§ **Web page and app entries**:

+-------+

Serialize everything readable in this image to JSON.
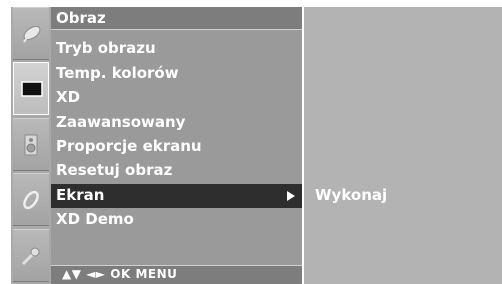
{
  "menu": {
    "title": "Obraz",
    "items": [
      {
        "label": "Tryb obrazu"
      },
      {
        "label": "Temp. kolorów"
      },
      {
        "label": "XD"
      },
      {
        "label": "Zaawansowany"
      },
      {
        "label": "Proporcje ekranu"
      },
      {
        "label": "Resetuj obraz"
      },
      {
        "label": "Ekran",
        "selected": true
      },
      {
        "label": "XD Demo"
      }
    ],
    "nav_hint": "▲▼ ◄► OK MENU"
  },
  "submenu": {
    "items": [
      {
        "label": "Wykonaj"
      }
    ]
  },
  "icons": [
    {
      "name": "satellite-dish-icon"
    },
    {
      "name": "screen-icon",
      "active": true
    },
    {
      "name": "speaker-icon"
    },
    {
      "name": "clock-icon"
    },
    {
      "name": "key-icon"
    }
  ],
  "colors": {
    "menu_background": "#9a9a9a",
    "selected_row": "#2e2e2e",
    "submenu_background": "#b3b3b3",
    "text": "#ffffff"
  }
}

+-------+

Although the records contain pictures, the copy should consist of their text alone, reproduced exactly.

§ **Answer space**:
Serialize everything readable in this image to JSON.
{
  "menu": {
    "title": "Obraz",
    "items": [
      {
        "label": "Tryb obrazu"
      },
      {
        "label": "Temp. kolorów"
      },
      {
        "label": "XD"
      },
      {
        "label": "Zaawansowany"
      },
      {
        "label": "Proporcje ekranu"
      },
      {
        "label": "Resetuj obraz"
      },
      {
        "label": "Ekran",
        "selected": true
      },
      {
        "label": "XD Demo"
      }
    ],
    "nav_hint": "▲▼ ◄► OK MENU"
  },
  "submenu": {
    "items": [
      {
        "label": "Wykonaj"
      }
    ]
  },
  "icons": [
    {
      "name": "satellite-dish-icon"
    },
    {
      "name": "screen-icon",
      "active": true
    },
    {
      "name": "speaker-icon"
    },
    {
      "name": "clock-icon"
    },
    {
      "name": "key-icon"
    }
  ],
  "colors": {
    "menu_background": "#9a9a9a",
    "selected_row": "#2e2e2e",
    "submenu_background": "#b3b3b3",
    "text": "#ffffff"
  }
}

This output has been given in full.